Dollar slips ahead of widely expected Fed rate hike

NEW YORK (Reuters) - The dollar was slightly weaker on Tuesday ahead of a Federal Reserve meeting that is widely expected to end with an interest rate hike, as investors already have priced in two more rate increases this year and some in 2019, leaving little room for further currency gains.

FILE PHOTO: An Austrian central bank official displays new 100 euro banknotes in Vienna, Austria, September 17, 2018. REUTERS/Heinz-Peter Bader/File Photo

The Fed kicked off its two-day meeting, with market participants focussed on the U.S. central bank’s view on the economy as well as its guidance on future tightening. The Fed already has raised rates twice in 2018.
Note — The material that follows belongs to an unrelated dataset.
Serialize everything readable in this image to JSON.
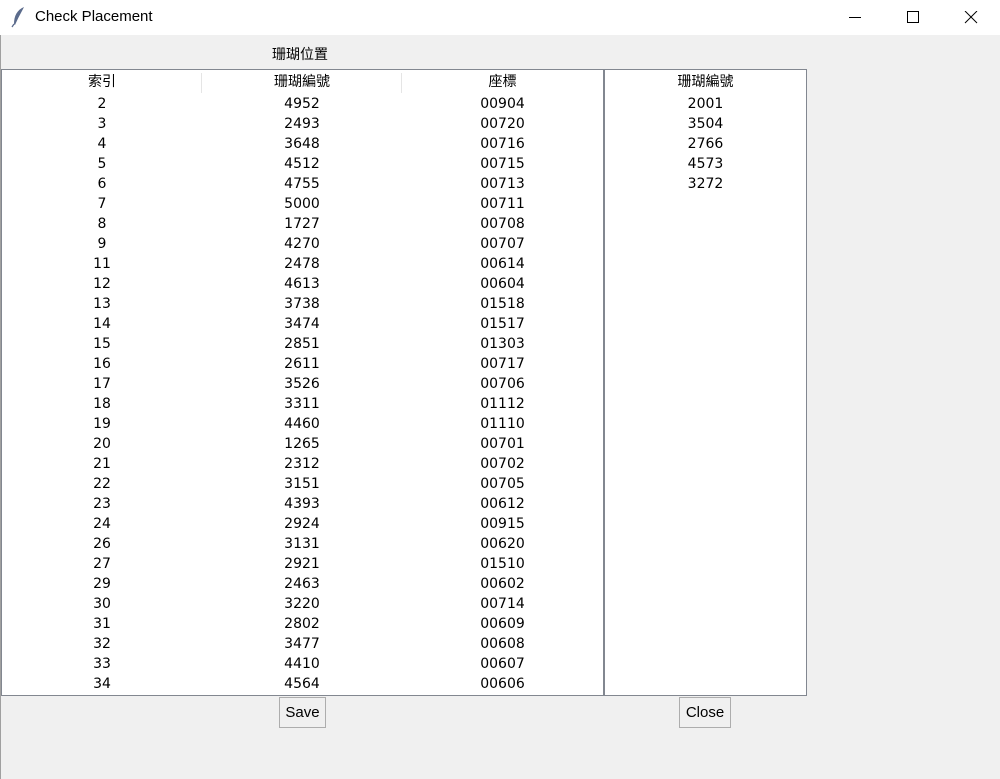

The dollar has benefited from a hawkish rate outlook all year, but has lost steam the last few weeks, as other economies such as the euro zone improved, keeping them closer to a shift to tighter monetary policy.

Since mid-August, the dollar has declined 3.1 percent against a basket of currencies.
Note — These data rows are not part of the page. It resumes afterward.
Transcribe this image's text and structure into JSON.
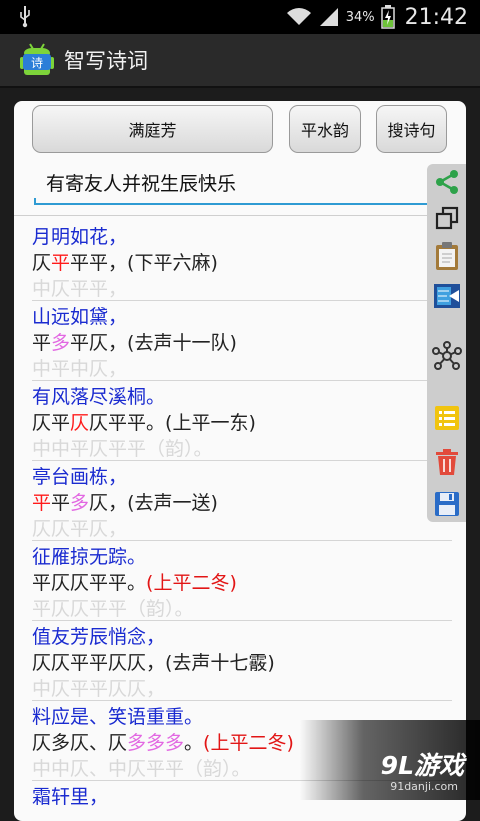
{
  "status": {
    "battery_pct": "34%",
    "time": "21:42"
  },
  "app": {
    "title": "智写诗词"
  },
  "buttons": {
    "tune": "满庭芳",
    "rhyme": "平水韵",
    "search": "搜诗句"
  },
  "poem": {
    "title": "有寄友人并祝生辰快乐"
  },
  "blocks": [
    {
      "text": "月明如花，",
      "pattern": [
        {
          "t": "仄"
        },
        {
          "t": "平",
          "c": "red"
        },
        {
          "t": "平平"
        },
        {
          "t": "，(下平六麻)"
        }
      ],
      "template": "中仄平平，"
    },
    {
      "text": "山远如黛，",
      "pattern": [
        {
          "t": "平"
        },
        {
          "t": "多",
          "c": "pink"
        },
        {
          "t": "平仄"
        },
        {
          "t": "，(去声十一队)"
        }
      ],
      "template": "中平中仄，"
    },
    {
      "text": "有风落尽溪桐。",
      "pattern": [
        {
          "t": "仄平"
        },
        {
          "t": "仄",
          "c": "red"
        },
        {
          "t": "仄平平"
        },
        {
          "t": "。(上平一东)"
        }
      ],
      "template": "中中平仄平平（韵）。"
    },
    {
      "text": "亭台画栋，",
      "pattern": [
        {
          "t": "平",
          "c": "red"
        },
        {
          "t": "平"
        },
        {
          "t": "多",
          "c": "pink"
        },
        {
          "t": "仄"
        },
        {
          "t": "，(去声一送)"
        }
      ],
      "template": "仄仄平仄，"
    },
    {
      "text": "征雁掠无踪。",
      "pattern": [
        {
          "t": "平仄仄平平"
        },
        {
          "t": "。"
        },
        {
          "t": "(上平二冬)",
          "c": "rhymebad"
        }
      ],
      "template": "平仄仄平平（韵）。"
    },
    {
      "text": "值友芳辰悄念，",
      "pattern": [
        {
          "t": "仄仄平平仄仄"
        },
        {
          "t": "，(去声十七霰)"
        }
      ],
      "template": "中仄平平仄仄，"
    },
    {
      "text": "料应是、笑语重重。",
      "pattern": [
        {
          "t": "仄多仄、仄"
        },
        {
          "t": "多多多",
          "c": "pink"
        },
        {
          "t": "。"
        },
        {
          "t": "(上平二冬)",
          "c": "rhymebad"
        }
      ],
      "template": "中中仄、中仄平平（韵）。"
    },
    {
      "text": "霜轩里，",
      "pattern": [],
      "template": ""
    }
  ],
  "tools": [
    "share-icon",
    "copy-icon",
    "clipboard-icon",
    "dictionary-icon",
    "network-icon",
    "list-icon",
    "delete-icon",
    "save-icon"
  ],
  "watermark": {
    "logo": "9L游戏",
    "url": "91danji.com"
  }
}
“As a rate increase is highly likely and therefore priced in, the reaction of the dollar will be influenced to a large degree by the Fed’s forward guidance and whether there are any noticeable changes in the ‘dot-plots’,” said Fawad Razaqzada, market analyst at in London.

Fed officials’ median projection on the number of rate increases is commonly referred to as its dot-plot.

In afternoon trading, the dollar index was down 0.1 percent at 94.120.

John Lynch, chief investment strategist at LPL Financial in Charlotte, expects the Fed to maintain a flexible policy on Wednesday that remains data dependent.

“Any change in the Fed’s view of inflation could roil markets,” Lynch said. “But we believe recent readings will allow the Fed to continue to view inflationary risks as balanced, leaving room for it to continue to hike rates gradually with a potential slowdown in the pace as we approach the neutral rate.”

The euro, on the other hand, rose despite a European Central Bank official downplaying on Tuesday its President Mario Draghi’s comments a day earlier about “relatively vigorous” inflation.

Some analysts said the euro was also supported by signs Italy’s anti-establishment coalition is likely to reach a compromise over its 2019 budget.

The euro was last up 0.2 percent at $1.1771 . It had touched a 3-1/2 month high on Monday after Draghi expressed confidence in euro zone inflation and wage growth.

But the ECB’s chief economist Peter Praet said on Tuesday there was nothing new in Draghi’s comments. The single currency, however, managed to find strength.

Against the yen, the dollar was up 0.1 percent at 112.92 yen after minutes from the Bank of Japan’s July policy meeting showed a few board members said the BoJ must consider more seriously the potential dangers of ultra-easy policy.

Reporting by Gertrude Chavez-Dreyfuss; Editing by Andrea Ricci and Lisa Shumaker